Data shown.
•••••

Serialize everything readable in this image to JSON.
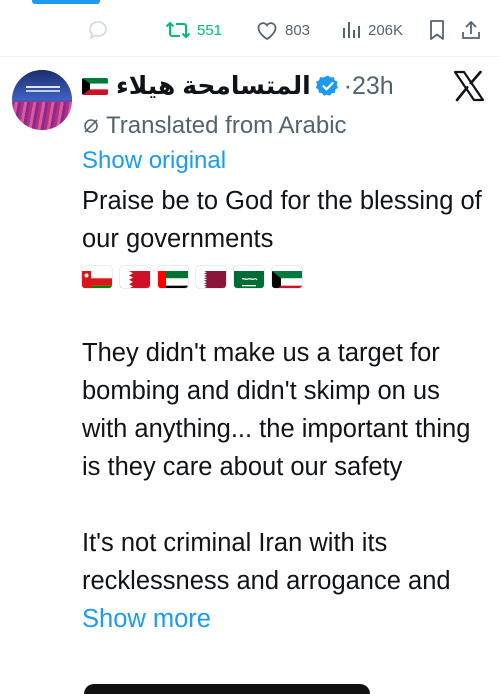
{
  "action_bar": {
    "retweet_count": "551",
    "like_count": "803",
    "view_count": "206K",
    "icons": [
      "reply-icon",
      "retweet-icon",
      "heart-icon",
      "views-icon",
      "bookmark-icon",
      "share-icon"
    ]
  },
  "tweet": {
    "display_name": "المتسامحة هيلاء",
    "name_flag": "flag-kuwait",
    "verified": true,
    "time": "23h",
    "platform_logo": "x-logo-icon",
    "translated_label": "Translated from Arabic",
    "show_original_label": "Show original",
    "paragraph_1": "Praise be to God for the blessing of our governments",
    "flags": [
      "flag-oman",
      "flag-bahrain",
      "flag-uae",
      "flag-qatar",
      "flag-saudi-arabia",
      "flag-kuwait"
    ],
    "paragraph_2": "They didn't make us a target for bombing and didn't skimp on us with anything... the important thing is they care about our safety",
    "paragraph_3": "It's not criminal Iran with its recklessness and arrogance and",
    "show_more_label": "Show more"
  },
  "colors": {
    "link": "#1d9bf0",
    "secondary_text": "#536471",
    "retweet_green": "#00ba7c",
    "text": "#0f1419"
  }
}
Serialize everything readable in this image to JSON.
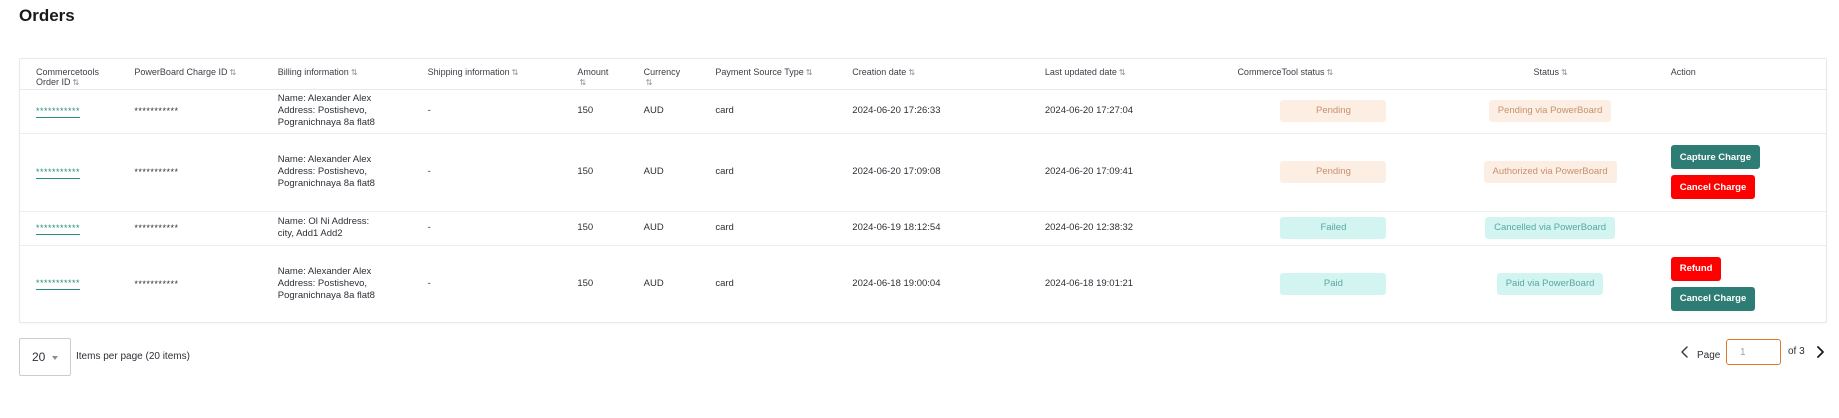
{
  "page": {
    "title": "Orders"
  },
  "table": {
    "headers": {
      "order_id_line1": "Commercetools",
      "order_id_line2": "Order ID",
      "charge_id": "PowerBoard Charge ID",
      "billing": "Billing information",
      "shipping": "Shipping information",
      "amount": "Amount",
      "currency": "Currency",
      "payment_source": "Payment Source Type",
      "creation": "Creation date",
      "updated": "Last updated date",
      "ct_status": "CommerceTool status",
      "status": "Status",
      "action": "Action"
    },
    "sort_icon": "sort-icon",
    "rows": [
      {
        "order_id": "***********",
        "charge_id": "***********",
        "billing_l1": "Name: Alexander Alex",
        "billing_l2": "Address: Postishevo,",
        "billing_l3": "Pogranichnaya 8a flat8",
        "shipping": "-",
        "amount": "150",
        "currency": "AUD",
        "payment_source": "card",
        "creation": "2024-06-20 17:26:33",
        "updated": "2024-06-20 17:27:04",
        "ct_status": "Pending",
        "status": "Pending via PowerBoard",
        "actions": []
      },
      {
        "order_id": "***********",
        "charge_id": "***********",
        "billing_l1": "Name: Alexander Alex",
        "billing_l2": "Address: Postishevo,",
        "billing_l3": "Pogranichnaya 8a flat8",
        "shipping": "-",
        "amount": "150",
        "currency": "AUD",
        "payment_source": "card",
        "creation": "2024-06-20 17:09:08",
        "updated": "2024-06-20 17:09:41",
        "ct_status": "Pending",
        "status": "Authorized via PowerBoard",
        "actions": [
          "Capture Charge",
          "Cancel Charge"
        ]
      },
      {
        "order_id": "***********",
        "charge_id": "***********",
        "billing_l1": "Name: Ol Ni Address:",
        "billing_l2": "city, Add1 Add2",
        "billing_l3": "",
        "shipping": "-",
        "amount": "150",
        "currency": "AUD",
        "payment_source": "card",
        "creation": "2024-06-19 18:12:54",
        "updated": "2024-06-20 12:38:32",
        "ct_status": "Failed",
        "status": "Cancelled via PowerBoard",
        "actions": []
      },
      {
        "order_id": "***********",
        "charge_id": "***********",
        "billing_l1": "Name: Alexander Alex",
        "billing_l2": "Address: Postishevo,",
        "billing_l3": "Pogranichnaya 8a flat8",
        "shipping": "-",
        "amount": "150",
        "currency": "AUD",
        "payment_source": "card",
        "creation": "2024-06-18 19:00:04",
        "updated": "2024-06-18 19:01:21",
        "ct_status": "Paid",
        "status": "Paid via PowerBoard",
        "actions": [
          "Refund",
          "Cancel Charge"
        ]
      }
    ]
  },
  "pagination": {
    "per_page_value": "20",
    "per_page_label": "Items per page (20 items)",
    "page_label": "Page",
    "page_value": "1",
    "of_label": "of 3"
  },
  "colors": {
    "primary_teal": "#2d7d74",
    "danger_red": "#ff0000",
    "link_teal": "#2a8a7d",
    "pending_bg": "#fdeee3",
    "teal_bg": "#d3f5f2",
    "focus_orange": "#e07a2a"
  }
}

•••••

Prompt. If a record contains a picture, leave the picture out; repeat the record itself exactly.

Task response.
Serialize everything readable in this image to JSON.
{
  "action_bar": {
    "retweet_count": "551",
    "like_count": "803",
    "view_count": "206K",
    "icons": [
      "reply-icon",
      "retweet-icon",
      "heart-icon",
      "views-icon",
      "bookmark-icon",
      "share-icon"
    ]
  },
  "tweet": {
    "display_name": "المتسامحة هيلاء",
    "name_flag": "flag-kuwait",
    "verified": true,
    "time": "23h",
    "platform_logo": "x-logo-icon",
    "translated_label": "Translated from Arabic",
    "show_original_label": "Show original",
    "paragraph_1": "Praise be to God for the blessing of our governments",
    "flags": [
      "flag-oman",
      "flag-bahrain",
      "flag-uae",
      "flag-qatar",
      "flag-saudi-arabia",
      "flag-kuwait"
    ],
    "paragraph_2": "They didn't make us a target for bombing and didn't skimp on us with anything... the important thing is they care about our safety",
    "paragraph_3": "It's not criminal Iran with its recklessness and arrogance and",
    "show_more_label": "Show more"
  },
  "colors": {
    "link": "#1d9bf0",
    "secondary_text": "#536471",
    "retweet_green": "#00ba7c",
    "text": "#0f1419"
  }
}
Serialize everything readable in this image to JSON.
{
  "page": {
    "title": "Orders"
  },
  "table": {
    "headers": {
      "order_id_line1": "Commercetools",
      "order_id_line2": "Order ID",
      "charge_id": "PowerBoard Charge ID",
      "billing": "Billing information",
      "shipping": "Shipping information",
      "amount": "Amount",
      "currency": "Currency",
      "payment_source": "Payment Source Type",
      "creation": "Creation date",
      "updated": "Last updated date",
      "ct_status": "CommerceTool status",
      "status": "Status",
      "action": "Action"
    },
    "sort_icon": "sort-icon",
    "rows": [
      {
        "order_id": "***********",
        "charge_id": "***********",
        "billing_l1": "Name: Alexander Alex",
        "billing_l2": "Address: Postishevo,",
        "billing_l3": "Pogranichnaya 8a flat8",
        "shipping": "-",
        "amount": "150",
        "currency": "AUD",
        "payment_source": "card",
        "creation": "2024-06-20 17:26:33",
        "updated": "2024-06-20 17:27:04",
        "ct_status": "Pending",
        "status": "Pending via PowerBoard",
        "actions": []
      },
      {
        "order_id": "***********",
        "charge_id": "***********",
        "billing_l1": "Name: Alexander Alex",
        "billing_l2": "Address: Postishevo,",
        "billing_l3": "Pogranichnaya 8a flat8",
        "shipping": "-",
        "amount": "150",
        "currency": "AUD",
        "payment_source": "card",
        "creation": "2024-06-20 17:09:08",
        "updated": "2024-06-20 17:09:41",
        "ct_status": "Pending",
        "status": "Authorized via PowerBoard",
        "actions": [
          "Capture Charge",
          "Cancel Charge"
        ]
      },
      {
        "order_id": "***********",
        "charge_id": "***********",
        "billing_l1": "Name: Ol Ni Address:",
        "billing_l2": "city, Add1 Add2",
        "billing_l3": "",
        "shipping": "-",
        "amount": "150",
        "currency": "AUD",
        "payment_source": "card",
        "creation": "2024-06-19 18:12:54",
        "updated": "2024-06-20 12:38:32",
        "ct_status": "Failed",
        "status": "Cancelled via PowerBoard",
        "actions": []
      },
      {
        "order_id": "***********",
        "charge_id": "***********",
        "billing_l1": "Name: Alexander Alex",
        "billing_l2": "Address: Postishevo,",
        "billing_l3": "Pogranichnaya 8a flat8",
        "shipping": "-",
        "amount": "150",
        "currency": "AUD",
        "payment_source": "card",
        "creation": "2024-06-18 19:00:04",
        "updated": "2024-06-18 19:01:21",
        "ct_status": "Paid",
        "status": "Paid via PowerBoard",
        "actions": [
          "Refund",
          "Cancel Charge"
        ]
      }
    ]
  },
  "pagination": {
    "per_page_value": "20",
    "per_page_label": "Items per page (20 items)",
    "page_label": "Page",
    "page_value": "1",
    "of_label": "of 3"
  },
  "colors": {
    "primary_teal": "#2d7d74",
    "danger_red": "#ff0000",
    "link_teal": "#2a8a7d",
    "pending_bg": "#fdeee3",
    "teal_bg": "#d3f5f2",
    "focus_orange": "#e07a2a"
  }
}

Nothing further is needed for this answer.